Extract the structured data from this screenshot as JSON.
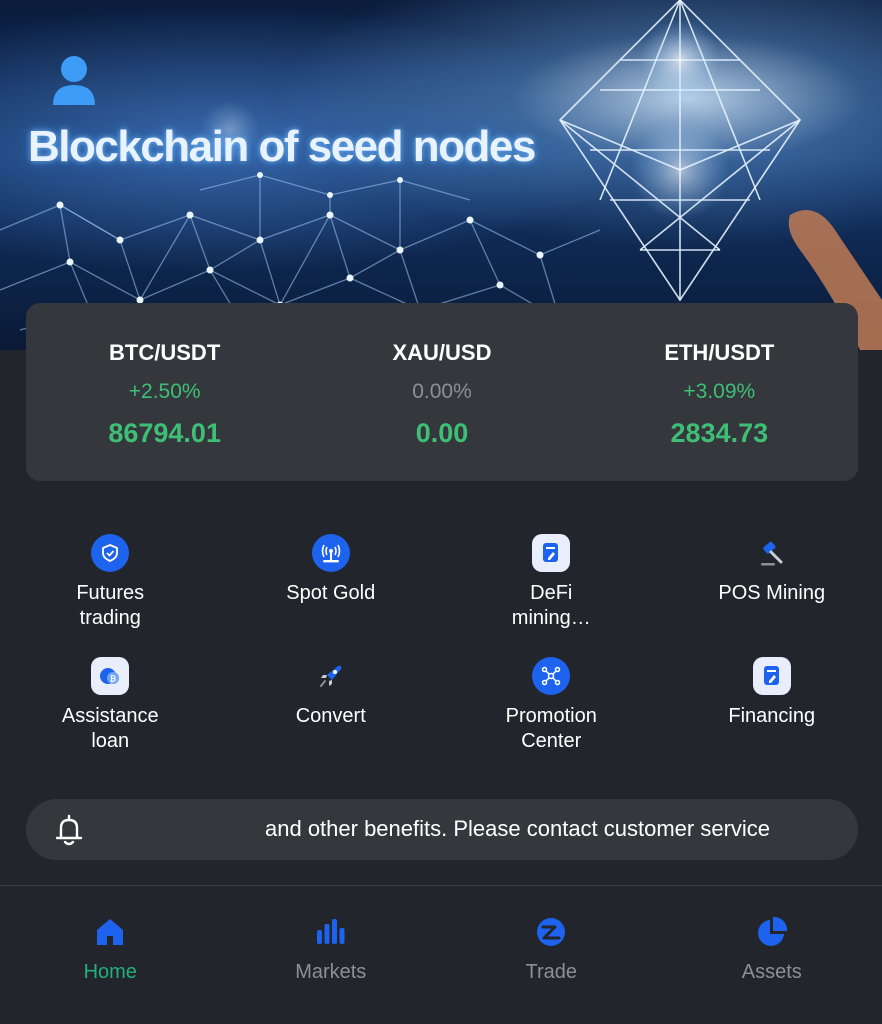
{
  "banner": {
    "title": "Blockchain of seed nodes"
  },
  "tickers": [
    {
      "pair": "BTC/USDT",
      "change": "+2.50%",
      "price": "86794.01",
      "trend": "up"
    },
    {
      "pair": "XAU/USD",
      "change": "0.00%",
      "price": "0.00",
      "trend": "flat"
    },
    {
      "pair": "ETH/USDT",
      "change": "+3.09%",
      "price": "2834.73",
      "trend": "up"
    }
  ],
  "menu": [
    {
      "label": "Futures trading",
      "icon": "shield-icon"
    },
    {
      "label": "Spot Gold",
      "icon": "signal-icon"
    },
    {
      "label": "DeFi mining…",
      "icon": "document-edit-icon"
    },
    {
      "label": "POS Mining",
      "icon": "hammer-icon"
    },
    {
      "label": "Assistance loan",
      "icon": "coin-icon"
    },
    {
      "label": "Convert",
      "icon": "rocket-icon"
    },
    {
      "label": "Promotion Center",
      "icon": "network-icon"
    },
    {
      "label": "Financing",
      "icon": "document-edit-icon"
    }
  ],
  "notice": {
    "text": "and other benefits. Please contact customer service"
  },
  "nav": [
    {
      "label": "Home",
      "icon": "home-icon",
      "active": true
    },
    {
      "label": "Markets",
      "icon": "bar-chart-icon",
      "active": false
    },
    {
      "label": "Trade",
      "icon": "trade-icon",
      "active": false
    },
    {
      "label": "Assets",
      "icon": "pie-chart-icon",
      "active": false
    }
  ],
  "colors": {
    "background": "#22252b",
    "card": "#34383c",
    "up": "#3fbf76",
    "flat": "#8c9096",
    "accent_blue": "#1e63ee",
    "nav_active": "#23b07b"
  }
}
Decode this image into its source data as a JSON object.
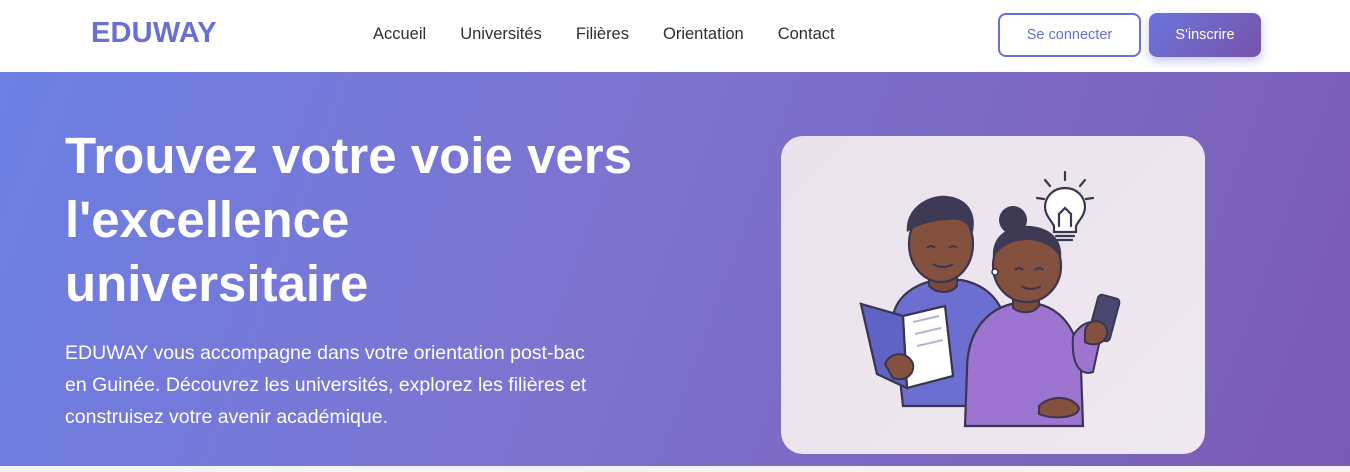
{
  "brand": {
    "name": "EDUWAY"
  },
  "nav": {
    "links": [
      "Accueil",
      "Universités",
      "Filières",
      "Orientation",
      "Contact"
    ]
  },
  "auth": {
    "login_label": "Se connecter",
    "signup_label": "S'inscrire"
  },
  "hero": {
    "title_lines": [
      "Trouvez votre voie vers",
      "l'excellence",
      "universitaire"
    ],
    "description_lines": [
      "EDUWAY vous accompagne dans votre orientation post-bac",
      "en Guinée. Découvrez les universités, explorez les filières et",
      "construisez votre avenir académique."
    ],
    "illustration": "students-reading-book-and-phone-with-lightbulb"
  },
  "colors": {
    "brand": "#6a6fd2",
    "hero_gradient_start": "#6c7fe3",
    "hero_gradient_end": "#7a5bb3",
    "nav_text": "#2e2e38"
  }
}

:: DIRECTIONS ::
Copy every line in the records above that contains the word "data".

:: TASK OUTPUT ::
Extract the structured data from this screenshot as JSON.
Decode this image into its source data as a JSON object.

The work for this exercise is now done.